I’m bound to get an argument from aficionados… but the V-Rod was the right engine in the wrong frame (or vice-versa)… compared to what “could have been.” The engine is a pip, adapted from the race-only VR1000 as it was. But heavy as, well, “not a true sportbike” heavy, but the decision to make it a muscle bike as a result… somehow led to steering geometry and cornering clearance that definitely focused on a “point-and-shoot” finished product. Wide tire versions that came later made that focus even clearer. The basic frame was rigid enough for duty in that arena and clever in the use of removable lower rails for engine service… but a 67” wheelbase? Really? Longer than a Softail! Seriously! Am I alone in thinking a more sport touring-oriented chassis would have given the VRSC a wider appeal than it ultimately ever had? A one-trick pony gets a bit boring after all.

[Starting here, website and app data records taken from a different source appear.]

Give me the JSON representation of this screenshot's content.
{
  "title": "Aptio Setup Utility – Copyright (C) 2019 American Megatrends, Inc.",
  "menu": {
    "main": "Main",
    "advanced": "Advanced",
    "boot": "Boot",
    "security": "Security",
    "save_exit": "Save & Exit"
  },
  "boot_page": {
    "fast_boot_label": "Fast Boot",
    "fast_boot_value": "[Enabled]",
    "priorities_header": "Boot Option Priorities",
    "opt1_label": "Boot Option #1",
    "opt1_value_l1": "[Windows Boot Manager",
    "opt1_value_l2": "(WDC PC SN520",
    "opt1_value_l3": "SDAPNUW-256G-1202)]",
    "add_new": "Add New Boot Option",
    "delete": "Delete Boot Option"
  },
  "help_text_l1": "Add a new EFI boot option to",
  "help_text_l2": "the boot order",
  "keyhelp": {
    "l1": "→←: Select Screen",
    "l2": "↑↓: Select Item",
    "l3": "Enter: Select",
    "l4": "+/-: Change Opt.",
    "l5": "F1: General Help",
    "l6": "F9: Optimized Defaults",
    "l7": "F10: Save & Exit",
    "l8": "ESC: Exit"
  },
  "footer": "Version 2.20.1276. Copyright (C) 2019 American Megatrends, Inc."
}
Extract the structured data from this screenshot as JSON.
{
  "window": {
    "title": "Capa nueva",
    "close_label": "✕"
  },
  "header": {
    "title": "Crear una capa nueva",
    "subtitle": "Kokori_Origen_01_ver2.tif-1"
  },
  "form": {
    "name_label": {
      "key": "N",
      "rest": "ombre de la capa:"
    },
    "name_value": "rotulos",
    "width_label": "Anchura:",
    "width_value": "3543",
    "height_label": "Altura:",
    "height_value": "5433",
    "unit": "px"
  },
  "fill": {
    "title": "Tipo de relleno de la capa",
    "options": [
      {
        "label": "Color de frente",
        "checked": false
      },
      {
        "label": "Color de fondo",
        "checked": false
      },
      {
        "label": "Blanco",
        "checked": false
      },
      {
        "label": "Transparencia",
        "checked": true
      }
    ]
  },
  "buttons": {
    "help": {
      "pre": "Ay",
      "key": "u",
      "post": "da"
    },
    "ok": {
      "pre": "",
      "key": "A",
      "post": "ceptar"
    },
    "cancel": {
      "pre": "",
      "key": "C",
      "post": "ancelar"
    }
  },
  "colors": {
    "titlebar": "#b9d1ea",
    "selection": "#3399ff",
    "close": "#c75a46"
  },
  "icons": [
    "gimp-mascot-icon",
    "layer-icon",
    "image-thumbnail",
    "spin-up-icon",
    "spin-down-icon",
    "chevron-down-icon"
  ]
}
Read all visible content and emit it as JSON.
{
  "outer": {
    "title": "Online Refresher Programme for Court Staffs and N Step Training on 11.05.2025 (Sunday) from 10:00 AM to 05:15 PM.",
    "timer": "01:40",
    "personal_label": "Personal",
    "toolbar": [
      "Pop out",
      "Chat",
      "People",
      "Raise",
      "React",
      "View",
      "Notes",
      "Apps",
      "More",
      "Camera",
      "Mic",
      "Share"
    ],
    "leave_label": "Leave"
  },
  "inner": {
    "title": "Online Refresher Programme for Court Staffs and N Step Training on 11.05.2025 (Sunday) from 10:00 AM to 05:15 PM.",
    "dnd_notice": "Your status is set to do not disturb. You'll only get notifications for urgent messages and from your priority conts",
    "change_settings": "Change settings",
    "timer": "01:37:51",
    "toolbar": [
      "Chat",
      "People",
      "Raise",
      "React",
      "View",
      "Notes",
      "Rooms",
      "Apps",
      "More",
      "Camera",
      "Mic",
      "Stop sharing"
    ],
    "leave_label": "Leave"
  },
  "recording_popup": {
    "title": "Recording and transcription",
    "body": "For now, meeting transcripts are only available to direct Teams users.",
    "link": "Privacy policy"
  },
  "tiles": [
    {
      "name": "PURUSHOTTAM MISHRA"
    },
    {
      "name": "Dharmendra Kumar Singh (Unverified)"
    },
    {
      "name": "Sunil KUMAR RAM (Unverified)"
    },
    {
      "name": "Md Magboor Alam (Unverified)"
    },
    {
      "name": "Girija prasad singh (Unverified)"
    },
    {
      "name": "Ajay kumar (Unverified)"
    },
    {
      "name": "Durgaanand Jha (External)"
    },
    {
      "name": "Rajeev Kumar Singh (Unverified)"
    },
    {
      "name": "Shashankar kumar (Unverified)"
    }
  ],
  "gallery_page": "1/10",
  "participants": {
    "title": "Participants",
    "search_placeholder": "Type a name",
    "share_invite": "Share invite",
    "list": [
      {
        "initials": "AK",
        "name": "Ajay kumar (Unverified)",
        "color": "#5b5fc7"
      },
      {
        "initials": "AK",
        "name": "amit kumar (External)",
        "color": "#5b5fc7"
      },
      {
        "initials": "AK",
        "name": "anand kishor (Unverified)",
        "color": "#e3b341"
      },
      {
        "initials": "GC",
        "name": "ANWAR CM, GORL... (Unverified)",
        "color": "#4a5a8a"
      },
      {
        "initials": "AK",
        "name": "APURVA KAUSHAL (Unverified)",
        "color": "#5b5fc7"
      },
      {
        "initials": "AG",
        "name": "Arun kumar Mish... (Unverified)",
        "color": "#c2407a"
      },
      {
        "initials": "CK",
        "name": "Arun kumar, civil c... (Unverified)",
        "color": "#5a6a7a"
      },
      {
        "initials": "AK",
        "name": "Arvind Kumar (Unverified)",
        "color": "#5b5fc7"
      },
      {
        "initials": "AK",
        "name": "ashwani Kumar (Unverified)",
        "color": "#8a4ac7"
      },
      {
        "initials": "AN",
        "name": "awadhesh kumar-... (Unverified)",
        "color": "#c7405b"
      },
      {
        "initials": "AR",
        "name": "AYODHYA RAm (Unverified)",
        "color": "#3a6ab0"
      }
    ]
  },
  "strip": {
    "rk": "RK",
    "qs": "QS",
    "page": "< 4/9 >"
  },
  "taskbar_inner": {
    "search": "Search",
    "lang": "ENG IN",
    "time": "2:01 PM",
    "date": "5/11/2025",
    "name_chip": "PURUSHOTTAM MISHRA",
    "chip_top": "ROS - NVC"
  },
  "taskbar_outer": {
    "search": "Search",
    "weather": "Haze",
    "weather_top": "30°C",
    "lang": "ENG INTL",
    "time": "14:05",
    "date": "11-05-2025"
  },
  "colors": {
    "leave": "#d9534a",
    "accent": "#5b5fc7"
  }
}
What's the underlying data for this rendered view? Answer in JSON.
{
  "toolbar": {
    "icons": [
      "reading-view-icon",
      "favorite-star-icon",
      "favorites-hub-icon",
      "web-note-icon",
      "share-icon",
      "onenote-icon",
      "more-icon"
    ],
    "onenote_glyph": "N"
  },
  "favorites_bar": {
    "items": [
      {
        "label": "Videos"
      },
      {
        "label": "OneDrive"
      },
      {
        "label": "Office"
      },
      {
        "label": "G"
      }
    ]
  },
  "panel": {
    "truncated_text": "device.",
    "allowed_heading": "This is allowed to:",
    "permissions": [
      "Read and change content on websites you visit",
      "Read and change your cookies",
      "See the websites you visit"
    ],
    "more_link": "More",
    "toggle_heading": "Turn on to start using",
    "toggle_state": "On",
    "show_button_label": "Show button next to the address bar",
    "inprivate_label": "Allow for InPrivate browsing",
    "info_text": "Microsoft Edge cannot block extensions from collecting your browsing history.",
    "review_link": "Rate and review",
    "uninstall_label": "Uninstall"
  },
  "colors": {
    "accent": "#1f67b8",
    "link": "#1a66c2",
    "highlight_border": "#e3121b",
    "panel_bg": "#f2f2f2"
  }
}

Look at the photo hereabouts. Nothing special in the Street frame at first glance… huh? Arguably, the best part is it works as planned for all-around riding—and—was designed from scratch to provide places to put things… things like ECM, BCM, modules and relays galore… to name the obvious. A lift of the seat and a look around will show those areas are pretty much stuffed with stuff that’s well hidden. (More than you can say for Sportsters.) Where it might stand improvement is sex appeal, detail finish and places to put things… things like passengers, luggage and add-on accessories. No mistake, H-D provided what they wanted to offer… but not much and not aftermarket. In spite of an update (the Street Rod) to make the “platform” seem more “sporty,” the existing frame and associated geometry ensures that you needn’t hit a race track to find the bike’s limits. I have to believe the platform could stand the addition of another frame and a model (or two) which you would want to take to track days… because it worked so well on the road. Excuse me… the “Street!”